There is something curious and tragic going on in the United States today. I’m not talking about the recent passage of the health-care bill or the discussion about immigration reform. I’m going to call it a different form of “Don’t Ask Don’t Tell,” fueled by websites with names that leave nothing to the imagination. These sites offer simple, no-nonsense, consensual sex. You simply log on, trade positions, hook up and go on your way.
These sites, such as Craigslist, offer a tantalizing opportunity for anonymous sex and the promise that the person you are meeting has disclosed everything from his marital status to his HIV status. Using these sites to hook up may seem tantalizing until you find that your hot anonymous partner has left you with a gift that keeps on giving. The prevalence of gay and bisexual married men or men with partners posting hookups, seeking unsafe sex and asking for anonymity is surprising, amazing, tragic and, most of all, curious.
There seems to be a wide spectrum between those who practice safe sex and those who don’t care. There are those who tell their future sexual partner of their HIV status and those who never mention it. There are those who chase the bug and those who are unaware that they carry the bug.
The Centers for Disease Control and Prevention in Atlanta tells us that that transmission occurs by sharing blood, semen, vaginal fluid, pre-ejaculate or breast milk. HIV-1 is transmitted by blood, semen and pre-ejaculate, and HIV-2 is spread from mother to child via breast milk. I think it’s safe to say that in that in the gay community, it’s not breast milk that we have to fear.
A few years ago, a longtime friend of mine found himself single, middle-aged, lonely and not sure what to do or how to go forward. He eventually discovered a website dedicated to M4M hook ups, chatted for many months with a particular man, and when they finally met, they had mad, passionate sex.

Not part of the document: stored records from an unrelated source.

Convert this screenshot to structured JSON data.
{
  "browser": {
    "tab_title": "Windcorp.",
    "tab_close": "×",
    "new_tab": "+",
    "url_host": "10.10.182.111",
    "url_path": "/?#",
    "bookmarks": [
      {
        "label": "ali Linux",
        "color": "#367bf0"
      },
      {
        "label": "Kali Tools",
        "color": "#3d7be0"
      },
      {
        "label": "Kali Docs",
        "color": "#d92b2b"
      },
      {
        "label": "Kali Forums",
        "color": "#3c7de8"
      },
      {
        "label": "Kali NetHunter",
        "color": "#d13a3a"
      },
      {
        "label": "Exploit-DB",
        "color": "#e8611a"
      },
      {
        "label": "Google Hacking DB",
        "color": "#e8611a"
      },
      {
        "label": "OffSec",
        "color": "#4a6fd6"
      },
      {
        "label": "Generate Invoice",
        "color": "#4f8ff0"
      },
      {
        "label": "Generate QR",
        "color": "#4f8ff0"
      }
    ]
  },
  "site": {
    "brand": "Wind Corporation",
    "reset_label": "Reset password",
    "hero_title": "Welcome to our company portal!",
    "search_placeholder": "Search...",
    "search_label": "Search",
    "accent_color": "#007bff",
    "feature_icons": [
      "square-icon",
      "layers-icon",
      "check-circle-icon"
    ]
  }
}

I personally don’t find anything wrong with two consenting adults finding pleasure with each other and consummating the relationship with sweat and lube. After all, that’s what mad, passionate sex is all about. I do have a problem with the idea that if you don’t ask, the other man feels he doesn’t have to tell.
The CDC tells us that HIV infection has basically four states: incubation period, acute infection, latency state and AIDs. The initial incubation period upon infection is asymptomatic and usually lasts between two and four weeks. The second state, acute infection, lasts an average of 28 days and can include symptoms such as fever, swollen lymph nodes, sore throat, rash, muscle pain and esophageal sores. My friend had all of the above in abundance.
As my friend grew more pale and drawn, the medical staff at the hospital failed to diagnose the problem. Two weeks after he had entered the emergency room, they still did not run HIV tests. When the hospital finally did run tests he had spinal syphilis, among other sexually transmitted diseases. The man he had met on a M4M sex site — the one who thought “Don’t Ask Don’t Tell” was a rule to live by — was the man who had changed his life forever.
As we walk for a cure, walk for funding and walk for remembrance, let us also walk for education. We need to work on the fact that those of us who don’t ask rely on those of us who don’t tell to tell.